* [What this task involves]: Review the listing and copy each line that holds the word "through".

* [Provided data]:
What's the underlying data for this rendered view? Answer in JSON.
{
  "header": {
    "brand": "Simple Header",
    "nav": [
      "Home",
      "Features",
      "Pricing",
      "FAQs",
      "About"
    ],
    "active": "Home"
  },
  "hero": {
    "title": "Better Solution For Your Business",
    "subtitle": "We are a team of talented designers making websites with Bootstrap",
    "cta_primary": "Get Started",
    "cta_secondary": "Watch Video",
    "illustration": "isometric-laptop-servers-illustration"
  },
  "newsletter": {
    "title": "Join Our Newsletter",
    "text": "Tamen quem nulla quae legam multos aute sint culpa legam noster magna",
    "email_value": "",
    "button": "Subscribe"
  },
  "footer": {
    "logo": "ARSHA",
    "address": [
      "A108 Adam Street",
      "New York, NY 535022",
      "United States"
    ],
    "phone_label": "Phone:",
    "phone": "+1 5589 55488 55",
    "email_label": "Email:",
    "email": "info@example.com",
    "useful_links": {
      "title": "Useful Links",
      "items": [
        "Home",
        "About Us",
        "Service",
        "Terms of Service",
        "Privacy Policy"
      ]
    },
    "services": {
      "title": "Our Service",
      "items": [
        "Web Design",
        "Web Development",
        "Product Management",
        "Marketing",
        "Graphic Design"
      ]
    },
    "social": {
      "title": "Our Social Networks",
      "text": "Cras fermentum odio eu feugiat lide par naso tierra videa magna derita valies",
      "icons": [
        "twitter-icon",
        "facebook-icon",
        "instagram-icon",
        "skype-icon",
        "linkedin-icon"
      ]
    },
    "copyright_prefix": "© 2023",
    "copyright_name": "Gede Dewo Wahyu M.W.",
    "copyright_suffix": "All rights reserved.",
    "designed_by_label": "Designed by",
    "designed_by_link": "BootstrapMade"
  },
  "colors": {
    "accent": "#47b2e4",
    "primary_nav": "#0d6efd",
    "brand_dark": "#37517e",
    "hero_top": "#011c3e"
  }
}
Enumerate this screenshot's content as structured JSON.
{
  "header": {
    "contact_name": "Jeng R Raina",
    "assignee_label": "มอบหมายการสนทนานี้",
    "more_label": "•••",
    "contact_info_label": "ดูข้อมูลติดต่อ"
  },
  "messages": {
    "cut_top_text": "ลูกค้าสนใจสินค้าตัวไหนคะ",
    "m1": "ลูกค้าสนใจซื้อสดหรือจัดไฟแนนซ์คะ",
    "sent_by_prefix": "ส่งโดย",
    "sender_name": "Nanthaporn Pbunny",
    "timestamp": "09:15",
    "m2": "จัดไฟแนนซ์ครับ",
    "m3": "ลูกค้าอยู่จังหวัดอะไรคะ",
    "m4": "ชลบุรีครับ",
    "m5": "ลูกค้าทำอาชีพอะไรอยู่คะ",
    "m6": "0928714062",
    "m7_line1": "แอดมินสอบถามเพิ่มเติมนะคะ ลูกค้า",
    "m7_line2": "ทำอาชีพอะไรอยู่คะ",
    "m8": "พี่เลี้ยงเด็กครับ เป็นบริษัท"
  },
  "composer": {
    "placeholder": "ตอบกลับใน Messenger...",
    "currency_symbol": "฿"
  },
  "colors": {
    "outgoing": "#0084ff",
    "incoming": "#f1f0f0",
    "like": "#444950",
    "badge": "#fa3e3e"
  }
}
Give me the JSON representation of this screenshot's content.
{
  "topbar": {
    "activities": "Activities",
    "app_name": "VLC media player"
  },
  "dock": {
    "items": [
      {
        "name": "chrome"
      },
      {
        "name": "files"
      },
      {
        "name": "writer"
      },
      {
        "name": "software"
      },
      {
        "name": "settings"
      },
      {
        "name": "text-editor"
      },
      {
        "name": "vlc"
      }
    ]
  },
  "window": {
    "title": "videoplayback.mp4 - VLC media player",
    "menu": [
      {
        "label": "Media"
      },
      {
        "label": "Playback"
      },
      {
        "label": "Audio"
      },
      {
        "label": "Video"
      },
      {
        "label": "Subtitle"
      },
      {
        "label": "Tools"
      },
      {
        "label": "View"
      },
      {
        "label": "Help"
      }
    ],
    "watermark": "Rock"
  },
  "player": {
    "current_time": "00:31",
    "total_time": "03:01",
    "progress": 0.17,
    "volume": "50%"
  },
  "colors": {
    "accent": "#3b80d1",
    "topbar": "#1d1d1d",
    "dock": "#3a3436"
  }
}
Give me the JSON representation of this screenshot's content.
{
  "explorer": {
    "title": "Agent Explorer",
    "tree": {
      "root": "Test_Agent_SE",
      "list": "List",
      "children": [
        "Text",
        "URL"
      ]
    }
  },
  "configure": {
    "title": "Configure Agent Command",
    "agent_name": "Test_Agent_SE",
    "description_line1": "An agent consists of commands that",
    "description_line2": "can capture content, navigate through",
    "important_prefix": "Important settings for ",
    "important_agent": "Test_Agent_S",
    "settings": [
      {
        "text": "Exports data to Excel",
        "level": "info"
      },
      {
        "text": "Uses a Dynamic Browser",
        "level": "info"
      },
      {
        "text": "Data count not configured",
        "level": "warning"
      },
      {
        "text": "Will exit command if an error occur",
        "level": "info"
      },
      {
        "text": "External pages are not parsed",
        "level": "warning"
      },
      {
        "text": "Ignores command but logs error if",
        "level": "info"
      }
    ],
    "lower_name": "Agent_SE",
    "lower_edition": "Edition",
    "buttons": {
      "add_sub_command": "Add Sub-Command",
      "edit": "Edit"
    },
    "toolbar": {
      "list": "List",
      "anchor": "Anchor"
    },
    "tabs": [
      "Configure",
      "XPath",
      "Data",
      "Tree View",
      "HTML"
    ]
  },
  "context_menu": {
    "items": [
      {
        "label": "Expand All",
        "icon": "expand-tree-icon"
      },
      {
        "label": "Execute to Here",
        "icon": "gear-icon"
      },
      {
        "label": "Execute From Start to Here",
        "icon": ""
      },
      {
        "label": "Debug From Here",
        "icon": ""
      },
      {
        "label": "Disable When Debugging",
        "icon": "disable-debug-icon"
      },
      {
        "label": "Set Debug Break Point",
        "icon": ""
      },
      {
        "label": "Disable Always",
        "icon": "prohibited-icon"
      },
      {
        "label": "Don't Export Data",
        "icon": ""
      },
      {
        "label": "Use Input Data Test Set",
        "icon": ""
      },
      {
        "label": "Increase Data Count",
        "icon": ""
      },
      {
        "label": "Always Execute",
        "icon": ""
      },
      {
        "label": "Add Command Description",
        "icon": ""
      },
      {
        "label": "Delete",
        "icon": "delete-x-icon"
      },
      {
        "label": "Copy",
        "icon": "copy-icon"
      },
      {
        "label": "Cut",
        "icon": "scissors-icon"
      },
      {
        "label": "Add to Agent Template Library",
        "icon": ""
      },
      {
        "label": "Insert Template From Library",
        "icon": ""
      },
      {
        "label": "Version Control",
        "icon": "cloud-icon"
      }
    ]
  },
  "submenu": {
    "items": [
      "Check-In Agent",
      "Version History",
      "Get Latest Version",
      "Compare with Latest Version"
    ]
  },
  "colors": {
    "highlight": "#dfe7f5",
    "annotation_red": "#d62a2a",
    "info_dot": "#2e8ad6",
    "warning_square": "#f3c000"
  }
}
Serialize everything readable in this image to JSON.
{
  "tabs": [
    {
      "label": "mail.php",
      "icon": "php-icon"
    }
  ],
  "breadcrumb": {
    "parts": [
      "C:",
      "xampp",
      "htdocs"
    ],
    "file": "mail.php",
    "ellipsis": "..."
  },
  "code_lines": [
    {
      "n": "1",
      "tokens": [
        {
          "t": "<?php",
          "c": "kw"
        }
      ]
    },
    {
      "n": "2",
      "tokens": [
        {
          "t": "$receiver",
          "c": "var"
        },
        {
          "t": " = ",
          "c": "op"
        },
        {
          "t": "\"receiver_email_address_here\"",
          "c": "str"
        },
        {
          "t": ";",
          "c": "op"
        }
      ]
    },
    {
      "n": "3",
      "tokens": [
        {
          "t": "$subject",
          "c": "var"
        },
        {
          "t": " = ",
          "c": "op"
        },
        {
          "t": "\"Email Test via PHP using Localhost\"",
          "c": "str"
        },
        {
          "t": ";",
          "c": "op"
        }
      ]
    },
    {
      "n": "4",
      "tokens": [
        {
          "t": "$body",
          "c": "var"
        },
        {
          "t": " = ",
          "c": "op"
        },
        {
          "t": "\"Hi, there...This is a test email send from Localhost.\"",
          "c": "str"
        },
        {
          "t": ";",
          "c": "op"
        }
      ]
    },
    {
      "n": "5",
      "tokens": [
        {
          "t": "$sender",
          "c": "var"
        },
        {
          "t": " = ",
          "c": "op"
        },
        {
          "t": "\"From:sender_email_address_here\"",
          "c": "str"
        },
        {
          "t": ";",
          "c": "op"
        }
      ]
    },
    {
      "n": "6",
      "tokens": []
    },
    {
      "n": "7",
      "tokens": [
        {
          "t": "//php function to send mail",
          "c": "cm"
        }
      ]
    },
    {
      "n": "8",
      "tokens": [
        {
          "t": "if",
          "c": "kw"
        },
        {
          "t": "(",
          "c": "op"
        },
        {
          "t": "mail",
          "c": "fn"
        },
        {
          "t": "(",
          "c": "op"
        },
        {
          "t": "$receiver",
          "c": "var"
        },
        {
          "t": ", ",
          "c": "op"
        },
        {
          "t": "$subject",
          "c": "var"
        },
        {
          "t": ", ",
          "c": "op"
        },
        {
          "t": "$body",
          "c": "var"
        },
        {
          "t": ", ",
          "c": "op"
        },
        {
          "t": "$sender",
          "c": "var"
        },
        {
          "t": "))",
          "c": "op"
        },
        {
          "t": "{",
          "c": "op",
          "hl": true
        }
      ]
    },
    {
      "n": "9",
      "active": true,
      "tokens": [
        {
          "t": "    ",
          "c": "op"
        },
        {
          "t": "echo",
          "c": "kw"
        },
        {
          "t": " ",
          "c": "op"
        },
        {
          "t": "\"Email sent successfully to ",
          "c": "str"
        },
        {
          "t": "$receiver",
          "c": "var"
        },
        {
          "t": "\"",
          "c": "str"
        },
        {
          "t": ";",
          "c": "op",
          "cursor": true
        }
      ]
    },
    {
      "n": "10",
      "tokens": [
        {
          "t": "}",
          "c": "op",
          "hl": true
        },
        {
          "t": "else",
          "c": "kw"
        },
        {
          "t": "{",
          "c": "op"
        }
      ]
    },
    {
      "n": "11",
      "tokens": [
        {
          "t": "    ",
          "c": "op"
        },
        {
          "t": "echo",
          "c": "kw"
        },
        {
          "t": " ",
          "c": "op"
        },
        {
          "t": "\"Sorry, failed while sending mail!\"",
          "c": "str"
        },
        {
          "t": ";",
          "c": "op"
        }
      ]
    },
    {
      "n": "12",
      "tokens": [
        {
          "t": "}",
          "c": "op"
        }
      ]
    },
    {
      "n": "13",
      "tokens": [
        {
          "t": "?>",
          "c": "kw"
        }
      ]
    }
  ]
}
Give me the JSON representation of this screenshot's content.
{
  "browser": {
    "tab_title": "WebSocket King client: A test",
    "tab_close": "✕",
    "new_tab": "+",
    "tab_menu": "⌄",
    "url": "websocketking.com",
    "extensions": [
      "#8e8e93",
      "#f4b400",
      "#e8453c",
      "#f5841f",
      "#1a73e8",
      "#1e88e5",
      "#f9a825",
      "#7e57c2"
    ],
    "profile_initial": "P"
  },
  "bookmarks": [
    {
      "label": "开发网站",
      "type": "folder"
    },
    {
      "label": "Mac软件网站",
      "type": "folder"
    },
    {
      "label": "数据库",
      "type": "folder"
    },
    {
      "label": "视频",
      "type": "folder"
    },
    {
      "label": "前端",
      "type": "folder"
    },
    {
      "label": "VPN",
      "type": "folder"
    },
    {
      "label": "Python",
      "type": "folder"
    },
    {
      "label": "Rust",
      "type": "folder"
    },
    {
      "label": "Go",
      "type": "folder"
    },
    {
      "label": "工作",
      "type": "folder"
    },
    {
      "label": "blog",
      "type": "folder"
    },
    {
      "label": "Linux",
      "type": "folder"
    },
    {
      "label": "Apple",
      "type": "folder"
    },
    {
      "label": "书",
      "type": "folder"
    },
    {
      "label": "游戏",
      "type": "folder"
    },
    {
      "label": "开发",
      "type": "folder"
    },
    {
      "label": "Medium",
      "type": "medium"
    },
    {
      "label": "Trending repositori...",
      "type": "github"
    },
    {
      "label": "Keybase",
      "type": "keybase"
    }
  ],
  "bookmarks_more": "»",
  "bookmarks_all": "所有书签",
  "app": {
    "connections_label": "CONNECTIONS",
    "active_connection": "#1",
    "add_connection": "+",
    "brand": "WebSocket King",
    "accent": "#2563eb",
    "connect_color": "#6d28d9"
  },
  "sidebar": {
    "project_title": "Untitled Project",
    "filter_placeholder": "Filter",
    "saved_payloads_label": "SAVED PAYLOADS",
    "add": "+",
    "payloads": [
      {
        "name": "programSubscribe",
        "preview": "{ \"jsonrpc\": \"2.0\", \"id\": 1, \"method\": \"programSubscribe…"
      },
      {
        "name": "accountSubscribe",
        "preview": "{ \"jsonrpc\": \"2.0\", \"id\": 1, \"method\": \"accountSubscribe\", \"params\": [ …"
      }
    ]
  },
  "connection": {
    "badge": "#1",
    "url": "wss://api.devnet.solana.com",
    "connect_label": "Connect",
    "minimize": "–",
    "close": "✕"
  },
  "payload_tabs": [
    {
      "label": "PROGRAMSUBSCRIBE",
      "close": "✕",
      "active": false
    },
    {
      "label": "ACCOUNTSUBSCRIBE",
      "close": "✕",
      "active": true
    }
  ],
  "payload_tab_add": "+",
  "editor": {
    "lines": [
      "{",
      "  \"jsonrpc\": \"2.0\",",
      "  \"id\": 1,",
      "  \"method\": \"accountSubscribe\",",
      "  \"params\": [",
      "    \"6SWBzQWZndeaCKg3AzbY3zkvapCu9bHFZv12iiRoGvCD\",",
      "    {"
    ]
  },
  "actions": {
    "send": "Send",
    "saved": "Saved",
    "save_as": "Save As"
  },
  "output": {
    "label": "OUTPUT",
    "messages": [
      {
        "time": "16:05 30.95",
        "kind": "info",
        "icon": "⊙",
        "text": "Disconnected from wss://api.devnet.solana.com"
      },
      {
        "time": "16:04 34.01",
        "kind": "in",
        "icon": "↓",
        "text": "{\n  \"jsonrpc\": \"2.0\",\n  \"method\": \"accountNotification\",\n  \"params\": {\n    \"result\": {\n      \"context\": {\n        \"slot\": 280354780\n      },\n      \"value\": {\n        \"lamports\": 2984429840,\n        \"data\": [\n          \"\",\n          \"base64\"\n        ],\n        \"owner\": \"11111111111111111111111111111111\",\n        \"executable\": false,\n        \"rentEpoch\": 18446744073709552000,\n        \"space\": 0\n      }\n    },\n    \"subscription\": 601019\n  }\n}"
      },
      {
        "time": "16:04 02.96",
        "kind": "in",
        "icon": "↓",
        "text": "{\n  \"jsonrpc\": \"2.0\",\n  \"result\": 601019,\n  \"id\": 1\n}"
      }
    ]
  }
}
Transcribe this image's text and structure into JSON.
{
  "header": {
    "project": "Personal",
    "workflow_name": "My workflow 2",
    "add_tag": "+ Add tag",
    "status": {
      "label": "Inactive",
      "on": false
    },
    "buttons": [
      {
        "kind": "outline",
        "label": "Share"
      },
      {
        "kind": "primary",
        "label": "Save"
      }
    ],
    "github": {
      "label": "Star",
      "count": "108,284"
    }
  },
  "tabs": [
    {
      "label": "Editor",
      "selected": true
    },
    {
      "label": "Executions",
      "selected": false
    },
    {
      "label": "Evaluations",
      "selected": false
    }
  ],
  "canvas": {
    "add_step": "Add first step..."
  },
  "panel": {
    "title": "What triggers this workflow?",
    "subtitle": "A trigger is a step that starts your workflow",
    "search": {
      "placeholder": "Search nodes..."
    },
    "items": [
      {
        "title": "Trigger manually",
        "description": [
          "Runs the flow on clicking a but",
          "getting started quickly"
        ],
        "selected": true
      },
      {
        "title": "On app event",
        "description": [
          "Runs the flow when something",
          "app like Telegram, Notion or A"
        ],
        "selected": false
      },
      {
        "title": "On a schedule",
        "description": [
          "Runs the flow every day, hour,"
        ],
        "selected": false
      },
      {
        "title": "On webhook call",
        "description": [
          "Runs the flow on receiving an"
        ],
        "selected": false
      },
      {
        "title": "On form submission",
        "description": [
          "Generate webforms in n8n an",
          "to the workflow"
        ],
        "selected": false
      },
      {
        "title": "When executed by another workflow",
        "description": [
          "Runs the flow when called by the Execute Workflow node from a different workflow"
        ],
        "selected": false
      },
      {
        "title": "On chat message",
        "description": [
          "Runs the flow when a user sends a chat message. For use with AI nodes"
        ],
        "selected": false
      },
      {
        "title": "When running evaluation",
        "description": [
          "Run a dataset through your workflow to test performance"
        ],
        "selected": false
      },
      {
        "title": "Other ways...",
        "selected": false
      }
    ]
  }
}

* [Task response]:
    "description_line2": "can capture content, navigate through",
          "Run a dataset through your workflow to test performance"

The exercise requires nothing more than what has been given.